Here are my Sunday morning coffee infused musings about organizational change…condensed in three principles:

  1. Clarity is key.

You must be able to answer a few simple yet complex questions

  • Why are we changing?
  • What is the actual problem we are trying to solve, what opportunity are we trying to take advantage of?
  • How do we know that is the right/only problem to solve?
  • What are we “transforming” to?

This seems like such a simple intuitive step, and yet it is the one question leaders I speak to are unable to answer. What are you trying to accomplish? What is the vision for this change?

The answer I usually get revolves around an output: we want to put this new process in place, change this system. However, I rarely get an answer that clarifies the ultimate “why” behind the change and/or transformation.

  1. Organizational conversations are the only way to get this clarity
    • Clarity on the “Why” for change will never emerge from an executive offsite

I repeat

  • Clarity on the “Why” for change will never emerge from an executive offsite

Also

  • Clarity on the “Why” for change will not emerge from the analysis of a consultant or a team of consultants (even Rockstar consultants)

Ok Negative Nelly, where will it actually come from?

Talking. A lot. And to a lot of people.

The knowledge you need to get clarity is always already  in the organization. There is magic in getting people to sit at a common table and have a structured yet honest, vulnerable (write that last one down), hard conversation about what needs to change and what the real issues are.

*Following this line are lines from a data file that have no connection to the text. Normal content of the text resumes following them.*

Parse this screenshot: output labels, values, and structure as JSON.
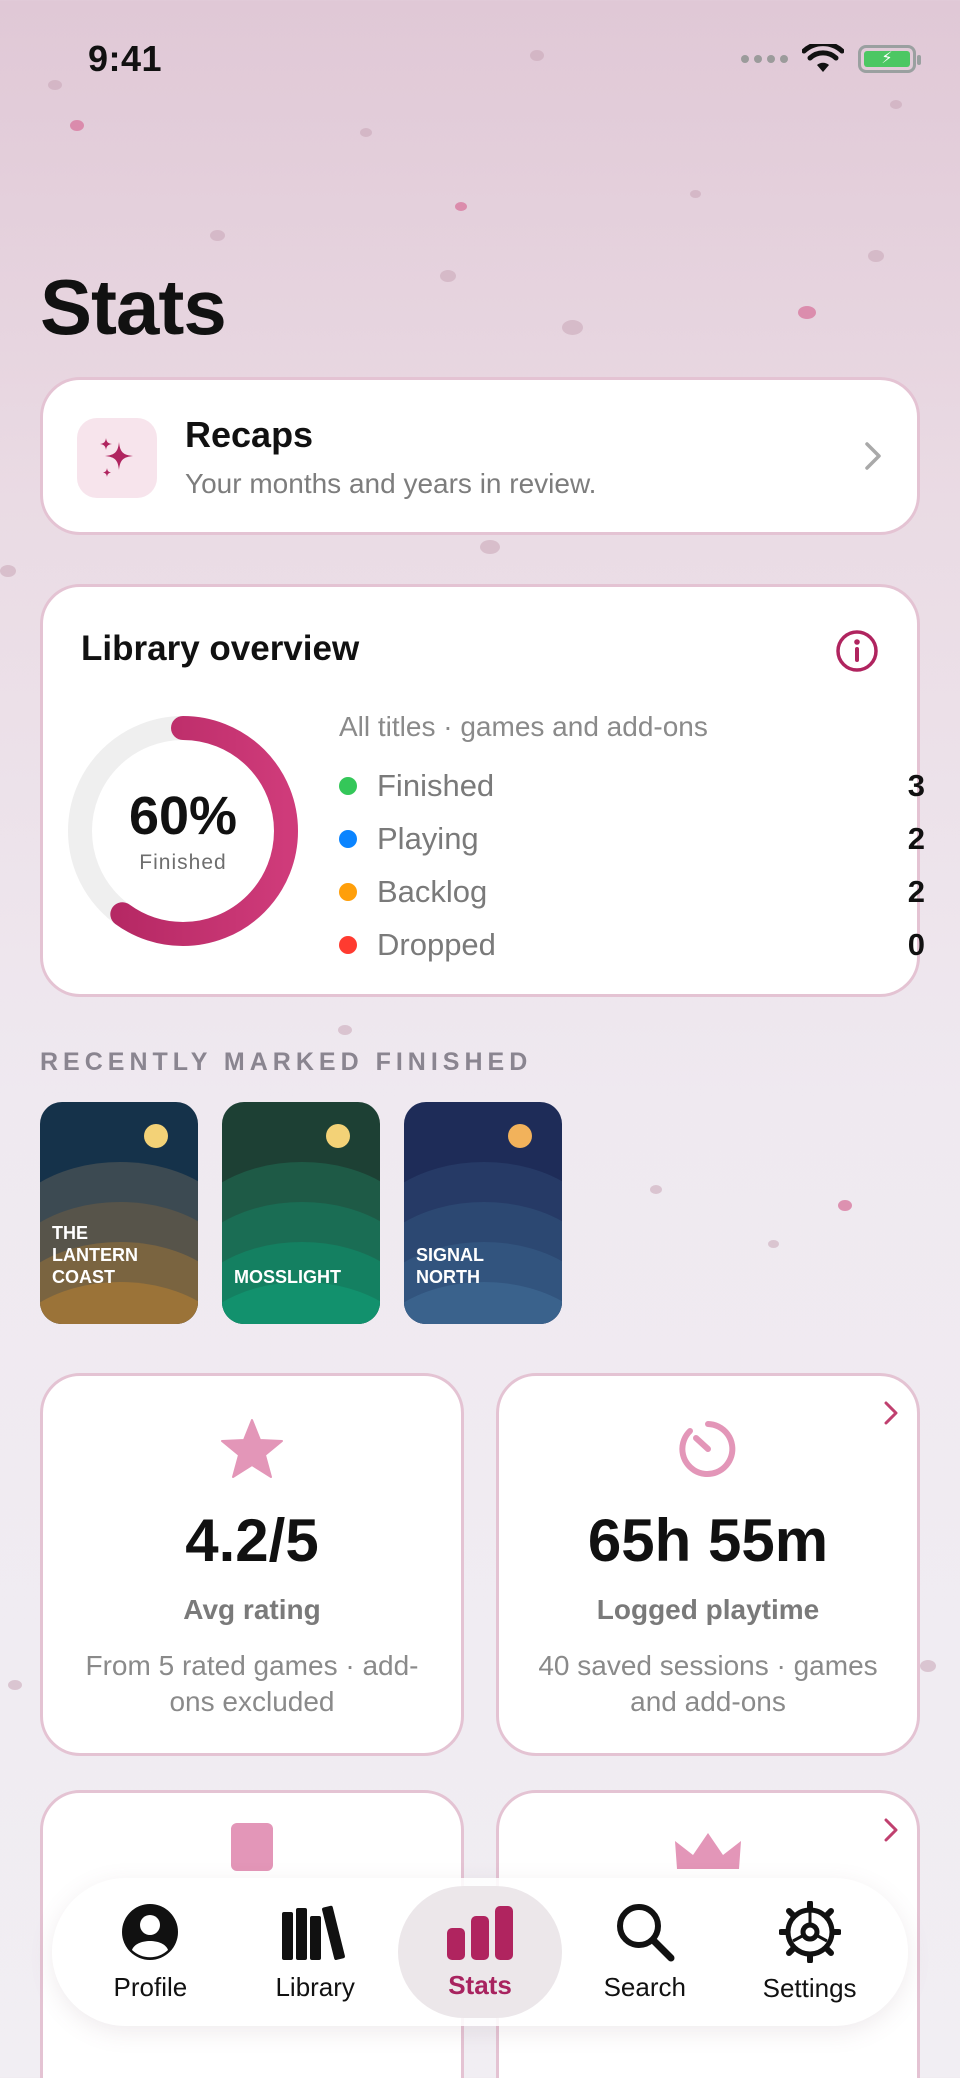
{
  "status": {
    "time": "9:41"
  },
  "page": {
    "title": "Stats"
  },
  "recaps": {
    "title": "Recaps",
    "subtitle": "Your months and years in review."
  },
  "overview": {
    "title": "Library overview",
    "percent": "60%",
    "percent_label": "Finished",
    "progress_fraction": 0.6,
    "caption": "All titles · games and add-ons",
    "legend": [
      {
        "name": "Finished",
        "value": "3",
        "color": "#34c759"
      },
      {
        "name": "Playing",
        "value": "2",
        "color": "#0a84ff"
      },
      {
        "name": "Backlog",
        "value": "2",
        "color": "#ff9f0a"
      },
      {
        "name": "Dropped",
        "value": "0",
        "color": "#ff3b30"
      }
    ]
  },
  "recent": {
    "label": "RECENTLY MARKED FINISHED",
    "covers": [
      {
        "title_lines": [
          "THE",
          "LANTERN",
          "COAST"
        ]
      },
      {
        "title_lines": [
          "MOSSLIGHT"
        ]
      },
      {
        "title_lines": [
          "SIGNAL",
          "NORTH"
        ]
      }
    ]
  },
  "stats": {
    "rating": {
      "value": "4.2/5",
      "label": "Avg rating",
      "desc": "From 5 rated games · add-ons excluded"
    },
    "playtime": {
      "value": "65h 55m",
      "label": "Logged playtime",
      "desc": "40 saved sessions · games and add-ons"
    }
  },
  "tabbar": {
    "items": [
      {
        "label": "Profile",
        "icon": "person-icon"
      },
      {
        "label": "Library",
        "icon": "books-icon"
      },
      {
        "label": "Stats",
        "icon": "bar-chart-icon",
        "active": true
      },
      {
        "label": "Search",
        "icon": "search-icon"
      },
      {
        "label": "Settings",
        "icon": "gear-icon"
      }
    ]
  },
  "colors": {
    "accent": "#b0245f",
    "accent_light": "#e396b8"
  }
}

If you like, you can enlist the support of that Rockstar consultant to do the leg work and gather information to feed your conversations. Maybe even facilitate those conversations with an inquisitive mind and powerful questions. However, their contribution should be about supporting artefacts and presence not ready made answers and best practices.

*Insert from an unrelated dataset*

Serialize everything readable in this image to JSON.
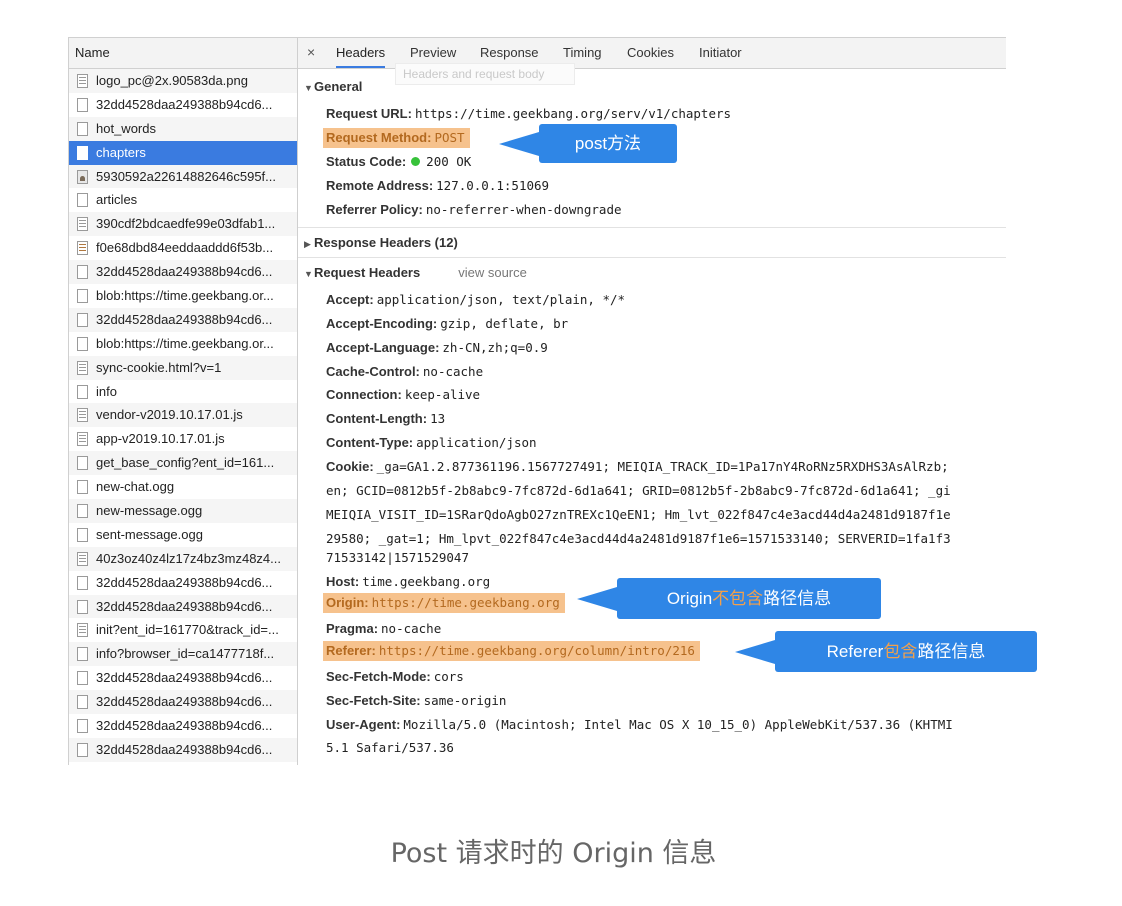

  1. The only way to have those conversations is if your culture allows it
    • This one is so important that if you do not have such a culture, that is your first change project.

So. What actually is a culture that makes these conversations possible?

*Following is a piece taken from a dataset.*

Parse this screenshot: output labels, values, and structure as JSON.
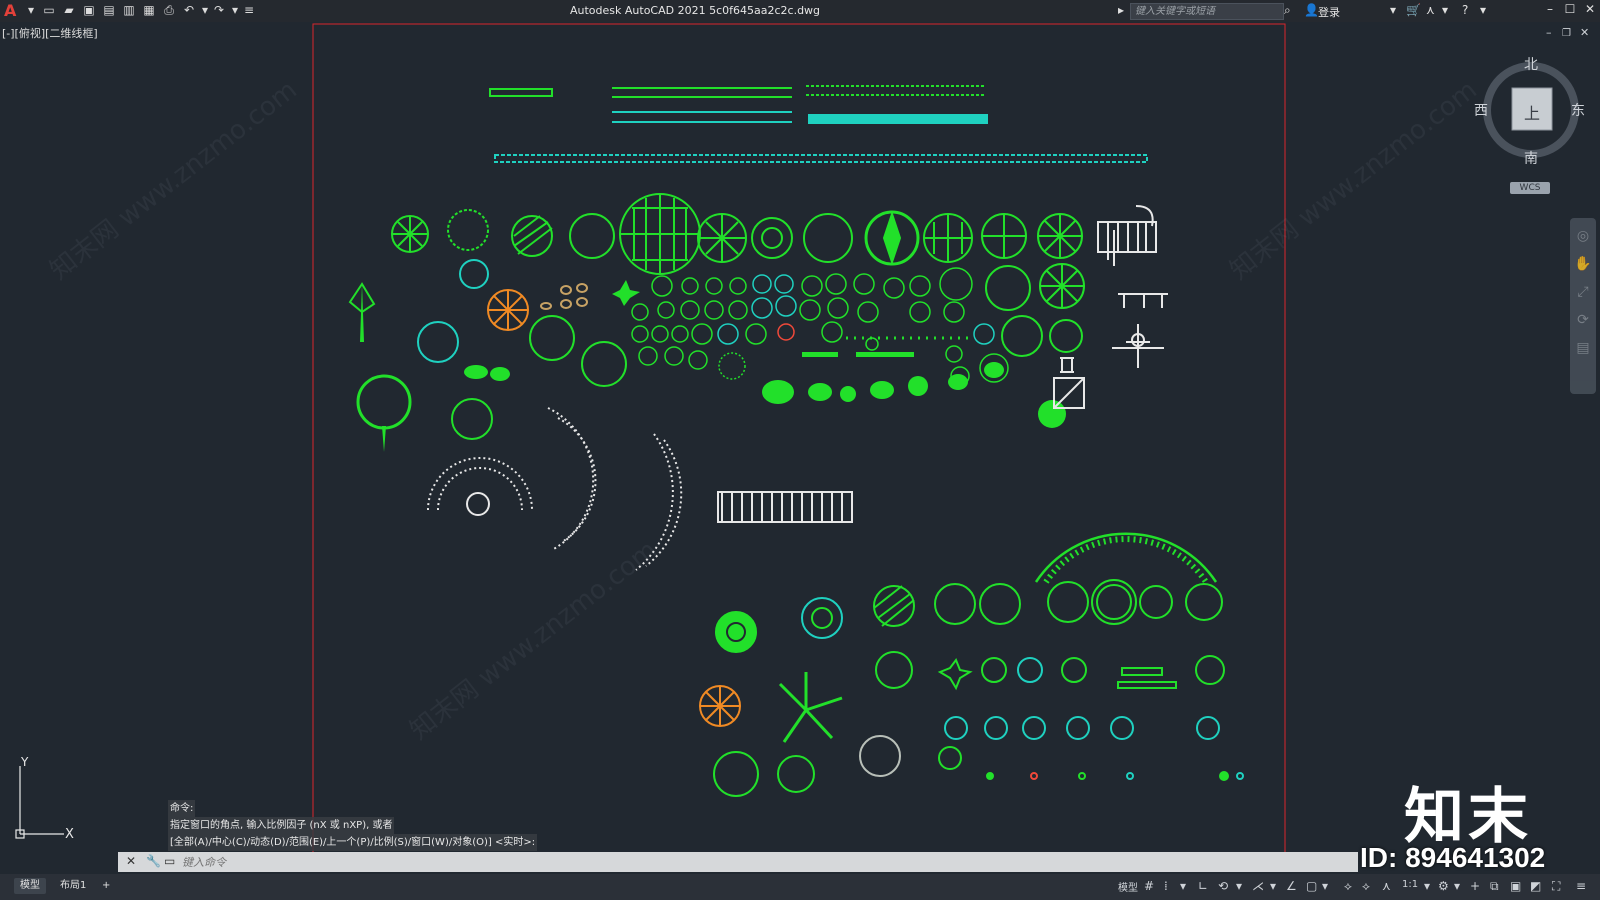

It is a culture in which vulnerability is encouraged, allowed and nurtured (you can make a Kumbaya joke here if you like).

This means leaders and individual contributors alike are allowed to say, “I don’t know” and “this makes me afraid”.

Why is this important? Well, the emotions linked to what people don’t know and of which they are afraid reside in those parts of the brain that don’t deal with cognition, analysis and all the good stuff. In other words, if people are afraid, they can’t think properly, they can’t brainstorm effectively, they can’t analyse and design change. They literally can’t hear you.

It is also a culture of safe accountability.

Are you just inventing concepts? Could be, but no. Why think of accountability and safety together?

The notion of accountability is an organizational truism. It is even embedded in organizational development models such as RACI. However, what accountability usually means in an organization is “whose hands will we collectively slap if this goes wrong?” Cue back to fear, vulnerability and every (wo)man for themselves.

So safe accountability (yes, ok, I invented it) is about making it possible for leaders and contributors to say “yep, that’s mine. I don’t really know how to fix it (do it, change it, deploy it etc.) but I am totally comfortable owning it and asking for help”

And finally, it is a culture of patience

A culture of patience is one that does not use the words transformation and quick wins in the same sentence. Don’t get me wrong, quick wins are essential to keeping the train moving. Your communications person will clearly be stuck if you don’t have some quick wins.

The thing is, quick wins cannot be substituted for success metrics. They cannot hide the organizational inability to communicate the long-term vision and what it will take to change.

A culture of patience is one in which it is ok for a transformation to take a long time and to start with the foundations.

Clarity. Conversations. Culture.

These principles make everything about change possible: clear change design, effective change management, anchored project management and the holy grail: long lasting adoption.